For nearly 15 years, Blue Rodeo has been one of the most consistently popular acts to hail from our great white neighbor to the north. Though the six talented Canucks have entered these borders several times, they've never established a firm foothold in the U.S.-- ironic, considering their astute, unfettered study of Americana. Blue Rodeo has conjured the Band, Bob Dylan, the Byrds, Buffalo Springfield, Gram Parsons and more into a twangy pop context led by co-singer/ songwriters Jim Cuddy and Greg Keelor.
That's not to say there isn't something essentially Canadian to Blue Rodeo's balladry. There's no hint of the many cliches occasionally bogging down American country-tinged composition — no mundane or maudlin hound dogs, pick-ups and mending fences. Rather, the Canadian aspect is a celebration of not being fenced in. Blue Rodeo's music, like the group's home country, is all about expanse — influences, instrumentation and, if talk of the muse of weed and psychedelic mushrooms is true, mental expansion, as well.
Now with Palace of Gold, Blue Rodeo continues to expand, adding touches of Elvis Costello and Stax Records, incorporating horns and strings. The truth is, while much is good, some of the self-produced material could use polish. Sun-kissed harmonies still glisten, sure, but at times the mix gets muddy — strings will sweep, horns blurt, organ grinds and pedal steel weeps and soars — tearing the listener in several directions.
By the latter half, however, a greater balance is struck, and the melodies begin to match the means. Not quite the Midas touch, but at times still a deft one from these winsome wanderers.

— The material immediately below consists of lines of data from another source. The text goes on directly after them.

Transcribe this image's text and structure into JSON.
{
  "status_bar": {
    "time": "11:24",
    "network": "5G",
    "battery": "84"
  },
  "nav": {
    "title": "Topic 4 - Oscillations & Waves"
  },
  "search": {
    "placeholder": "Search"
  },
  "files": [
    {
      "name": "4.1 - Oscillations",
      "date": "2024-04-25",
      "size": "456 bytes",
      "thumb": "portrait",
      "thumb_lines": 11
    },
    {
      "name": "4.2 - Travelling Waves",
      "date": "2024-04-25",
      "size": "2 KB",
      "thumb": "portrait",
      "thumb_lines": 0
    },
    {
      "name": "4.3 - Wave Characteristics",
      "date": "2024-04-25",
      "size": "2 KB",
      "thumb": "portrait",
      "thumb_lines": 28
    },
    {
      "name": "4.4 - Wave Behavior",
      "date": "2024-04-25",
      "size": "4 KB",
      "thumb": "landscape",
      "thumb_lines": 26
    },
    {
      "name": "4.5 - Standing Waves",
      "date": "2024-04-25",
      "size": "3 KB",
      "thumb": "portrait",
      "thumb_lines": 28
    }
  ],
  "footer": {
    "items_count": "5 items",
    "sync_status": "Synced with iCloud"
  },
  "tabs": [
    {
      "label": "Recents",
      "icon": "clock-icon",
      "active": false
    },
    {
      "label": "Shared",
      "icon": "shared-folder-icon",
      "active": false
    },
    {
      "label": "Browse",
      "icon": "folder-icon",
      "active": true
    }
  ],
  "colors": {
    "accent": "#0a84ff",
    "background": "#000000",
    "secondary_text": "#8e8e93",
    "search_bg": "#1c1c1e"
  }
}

Blue Rodeo plays at Smith's Olde Bar Sat., Sept. 13. $10.